Don’t cheat yourself out of the opportunity to prepare your feet and legs for these two sources of stress. Sweat more in training, bleed less in battle.
If you can get to one, use a parking garage. It may be more difficult for your GPS to function in the garage, but you can use a single loop on the top level, MapMyRun.com, or a similar tool to gauge the distance of one circuit, so that you can judge and extrapolate your total distance. If a parking garage is not available, find a good set of hills on concrete, or a single, long concrete hill that you can repeat.
This challenge is very likely going to feel monotonous, but that’s good mental training for the Star Course. The Star Course will test you as much mentally, as it does physically. The proportions will vary from person to person, but you may find yourself rucking the first 25 miles with your legs, the next 15 miles with your mind, and the last 10 miles with your heart. Figure out which techniques help you get through the mental grind. Is it setting smaller goals, like getting to see a nice view at the end of each trip to the top of the parking garage? Is it through dissociation, by steering your mind towards something else like the occasional song on a Bluetooth speaker (not headphones, so that you can hear and avoid cars)? Is it through association, where you pay close attention to your form and your body’s response to changing conditions during the ruck?
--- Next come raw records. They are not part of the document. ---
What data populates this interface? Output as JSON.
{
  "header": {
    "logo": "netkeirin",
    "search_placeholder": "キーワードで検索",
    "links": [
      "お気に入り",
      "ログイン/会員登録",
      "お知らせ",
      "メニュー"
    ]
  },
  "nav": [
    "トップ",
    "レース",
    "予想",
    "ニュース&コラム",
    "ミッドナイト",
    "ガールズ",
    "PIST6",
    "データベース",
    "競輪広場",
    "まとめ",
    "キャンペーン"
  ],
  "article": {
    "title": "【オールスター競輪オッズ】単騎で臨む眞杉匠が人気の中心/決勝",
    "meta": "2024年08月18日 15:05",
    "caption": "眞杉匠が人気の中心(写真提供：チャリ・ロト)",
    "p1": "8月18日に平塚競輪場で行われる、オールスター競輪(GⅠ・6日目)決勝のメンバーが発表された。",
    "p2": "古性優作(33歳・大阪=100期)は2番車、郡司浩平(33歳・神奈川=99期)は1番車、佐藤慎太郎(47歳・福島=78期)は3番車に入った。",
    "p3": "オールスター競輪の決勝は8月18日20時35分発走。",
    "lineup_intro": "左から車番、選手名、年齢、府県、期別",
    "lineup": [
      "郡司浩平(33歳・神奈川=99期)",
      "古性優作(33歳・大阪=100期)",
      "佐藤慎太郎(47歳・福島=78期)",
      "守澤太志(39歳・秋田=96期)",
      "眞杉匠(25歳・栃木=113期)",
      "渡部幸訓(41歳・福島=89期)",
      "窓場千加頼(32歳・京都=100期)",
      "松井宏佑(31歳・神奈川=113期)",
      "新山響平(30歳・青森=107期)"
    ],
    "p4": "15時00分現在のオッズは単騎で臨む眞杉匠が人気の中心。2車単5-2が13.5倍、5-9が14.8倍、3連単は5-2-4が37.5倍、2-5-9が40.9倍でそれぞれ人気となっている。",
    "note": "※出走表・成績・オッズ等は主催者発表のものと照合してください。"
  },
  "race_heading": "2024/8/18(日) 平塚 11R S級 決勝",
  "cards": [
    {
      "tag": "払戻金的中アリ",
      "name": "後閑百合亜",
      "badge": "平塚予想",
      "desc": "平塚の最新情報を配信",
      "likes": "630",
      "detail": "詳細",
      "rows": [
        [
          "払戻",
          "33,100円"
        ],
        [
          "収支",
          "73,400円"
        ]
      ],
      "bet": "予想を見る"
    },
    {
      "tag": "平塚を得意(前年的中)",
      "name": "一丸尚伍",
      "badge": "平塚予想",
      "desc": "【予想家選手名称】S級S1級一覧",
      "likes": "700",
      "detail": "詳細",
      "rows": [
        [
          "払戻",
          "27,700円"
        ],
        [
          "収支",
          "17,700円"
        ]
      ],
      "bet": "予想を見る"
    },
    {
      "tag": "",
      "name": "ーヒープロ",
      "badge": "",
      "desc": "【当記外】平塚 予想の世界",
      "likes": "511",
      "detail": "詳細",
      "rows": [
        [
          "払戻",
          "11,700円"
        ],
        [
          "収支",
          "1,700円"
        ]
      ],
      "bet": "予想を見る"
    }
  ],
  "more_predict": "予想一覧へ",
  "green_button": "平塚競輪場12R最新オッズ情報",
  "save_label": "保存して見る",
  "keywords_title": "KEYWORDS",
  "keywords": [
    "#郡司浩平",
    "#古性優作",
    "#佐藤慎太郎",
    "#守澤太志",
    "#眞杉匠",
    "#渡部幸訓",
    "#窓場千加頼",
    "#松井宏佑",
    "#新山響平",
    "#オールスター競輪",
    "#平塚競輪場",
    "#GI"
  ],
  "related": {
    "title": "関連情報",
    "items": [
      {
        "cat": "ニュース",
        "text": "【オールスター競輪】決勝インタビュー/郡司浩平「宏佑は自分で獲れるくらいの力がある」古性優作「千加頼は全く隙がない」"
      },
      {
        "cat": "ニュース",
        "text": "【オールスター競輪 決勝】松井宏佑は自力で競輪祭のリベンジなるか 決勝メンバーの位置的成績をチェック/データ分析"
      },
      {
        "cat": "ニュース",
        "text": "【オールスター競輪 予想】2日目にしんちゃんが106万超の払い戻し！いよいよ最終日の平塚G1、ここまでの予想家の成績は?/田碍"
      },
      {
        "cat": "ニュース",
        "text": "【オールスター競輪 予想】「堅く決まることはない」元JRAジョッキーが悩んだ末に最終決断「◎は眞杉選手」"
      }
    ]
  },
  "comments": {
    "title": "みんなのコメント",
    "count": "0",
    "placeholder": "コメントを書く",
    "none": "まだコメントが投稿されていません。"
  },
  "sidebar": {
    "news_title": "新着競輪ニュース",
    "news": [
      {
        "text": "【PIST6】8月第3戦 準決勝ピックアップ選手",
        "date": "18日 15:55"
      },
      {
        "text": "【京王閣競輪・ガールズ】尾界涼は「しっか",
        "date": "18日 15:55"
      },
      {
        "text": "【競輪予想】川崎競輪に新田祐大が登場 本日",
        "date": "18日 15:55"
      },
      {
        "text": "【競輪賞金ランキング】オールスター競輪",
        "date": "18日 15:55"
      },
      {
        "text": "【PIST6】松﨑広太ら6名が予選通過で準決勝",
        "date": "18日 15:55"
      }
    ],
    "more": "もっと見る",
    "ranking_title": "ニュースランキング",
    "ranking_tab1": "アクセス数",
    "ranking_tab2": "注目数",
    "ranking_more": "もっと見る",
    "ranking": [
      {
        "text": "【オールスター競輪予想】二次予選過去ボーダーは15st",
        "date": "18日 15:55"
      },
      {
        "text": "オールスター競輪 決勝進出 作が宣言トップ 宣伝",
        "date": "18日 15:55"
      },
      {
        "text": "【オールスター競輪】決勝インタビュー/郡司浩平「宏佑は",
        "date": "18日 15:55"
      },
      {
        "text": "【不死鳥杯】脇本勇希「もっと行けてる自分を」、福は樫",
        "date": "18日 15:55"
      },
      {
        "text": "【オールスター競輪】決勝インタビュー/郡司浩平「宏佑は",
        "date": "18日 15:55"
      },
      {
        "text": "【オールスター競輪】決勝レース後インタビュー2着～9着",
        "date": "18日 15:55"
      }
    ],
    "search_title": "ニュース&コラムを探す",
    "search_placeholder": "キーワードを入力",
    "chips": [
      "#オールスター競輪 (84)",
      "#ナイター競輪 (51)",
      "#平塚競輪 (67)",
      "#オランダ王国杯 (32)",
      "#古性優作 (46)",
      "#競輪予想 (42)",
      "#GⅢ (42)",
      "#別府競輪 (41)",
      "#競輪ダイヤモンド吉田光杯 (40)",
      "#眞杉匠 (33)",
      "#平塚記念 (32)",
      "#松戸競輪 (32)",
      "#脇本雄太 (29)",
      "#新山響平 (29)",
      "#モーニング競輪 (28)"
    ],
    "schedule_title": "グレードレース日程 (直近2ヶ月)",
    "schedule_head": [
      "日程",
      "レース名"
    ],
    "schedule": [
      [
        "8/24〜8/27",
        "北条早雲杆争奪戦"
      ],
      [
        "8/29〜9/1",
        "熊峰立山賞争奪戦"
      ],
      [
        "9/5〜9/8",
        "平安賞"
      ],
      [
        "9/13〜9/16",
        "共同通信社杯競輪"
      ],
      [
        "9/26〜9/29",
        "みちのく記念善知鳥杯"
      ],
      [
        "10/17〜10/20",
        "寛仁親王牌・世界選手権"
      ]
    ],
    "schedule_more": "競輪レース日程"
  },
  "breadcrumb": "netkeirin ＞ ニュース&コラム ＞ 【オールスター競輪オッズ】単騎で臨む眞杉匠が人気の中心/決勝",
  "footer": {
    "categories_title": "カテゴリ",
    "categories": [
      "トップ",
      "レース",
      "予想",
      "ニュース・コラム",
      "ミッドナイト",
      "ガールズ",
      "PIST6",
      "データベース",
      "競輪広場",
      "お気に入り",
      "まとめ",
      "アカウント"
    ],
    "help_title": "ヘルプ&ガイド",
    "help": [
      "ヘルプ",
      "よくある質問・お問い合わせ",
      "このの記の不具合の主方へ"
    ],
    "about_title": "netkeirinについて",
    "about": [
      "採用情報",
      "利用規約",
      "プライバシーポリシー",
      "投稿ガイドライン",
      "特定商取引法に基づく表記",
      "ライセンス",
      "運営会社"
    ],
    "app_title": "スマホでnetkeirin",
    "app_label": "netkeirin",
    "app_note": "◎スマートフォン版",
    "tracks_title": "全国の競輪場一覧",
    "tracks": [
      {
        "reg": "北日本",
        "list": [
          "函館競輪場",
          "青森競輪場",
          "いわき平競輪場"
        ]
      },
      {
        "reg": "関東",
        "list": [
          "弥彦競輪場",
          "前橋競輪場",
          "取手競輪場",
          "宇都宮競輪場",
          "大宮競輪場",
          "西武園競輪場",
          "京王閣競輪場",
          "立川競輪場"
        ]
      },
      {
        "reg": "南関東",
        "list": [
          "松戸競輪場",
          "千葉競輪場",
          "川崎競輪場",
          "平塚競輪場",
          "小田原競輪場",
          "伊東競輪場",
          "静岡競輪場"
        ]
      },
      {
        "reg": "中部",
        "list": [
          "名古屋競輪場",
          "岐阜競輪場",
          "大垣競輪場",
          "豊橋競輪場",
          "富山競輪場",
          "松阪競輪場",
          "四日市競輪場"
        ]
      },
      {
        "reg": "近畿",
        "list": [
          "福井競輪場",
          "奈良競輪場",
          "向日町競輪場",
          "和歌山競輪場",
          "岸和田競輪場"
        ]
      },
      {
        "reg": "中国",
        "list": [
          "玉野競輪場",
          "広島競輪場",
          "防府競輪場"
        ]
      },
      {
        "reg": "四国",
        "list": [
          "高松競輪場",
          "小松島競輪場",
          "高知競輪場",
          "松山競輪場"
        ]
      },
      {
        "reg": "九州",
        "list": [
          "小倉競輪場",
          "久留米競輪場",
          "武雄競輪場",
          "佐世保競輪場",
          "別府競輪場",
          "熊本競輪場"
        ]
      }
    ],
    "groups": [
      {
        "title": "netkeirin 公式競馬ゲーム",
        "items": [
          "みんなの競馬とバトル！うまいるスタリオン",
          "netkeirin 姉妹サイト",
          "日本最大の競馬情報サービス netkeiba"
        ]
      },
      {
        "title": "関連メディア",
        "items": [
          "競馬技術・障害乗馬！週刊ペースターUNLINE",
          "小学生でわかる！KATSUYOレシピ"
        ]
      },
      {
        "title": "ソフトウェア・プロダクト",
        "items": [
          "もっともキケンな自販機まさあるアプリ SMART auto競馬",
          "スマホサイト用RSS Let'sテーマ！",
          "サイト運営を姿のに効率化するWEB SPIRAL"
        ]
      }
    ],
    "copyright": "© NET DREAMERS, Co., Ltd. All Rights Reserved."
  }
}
As always, use the challenge as an opportunity to practice with your event gear. You may find that your shoes hit and rub your toes differently on hills vs. on flat ground. Find out what gear works best for you.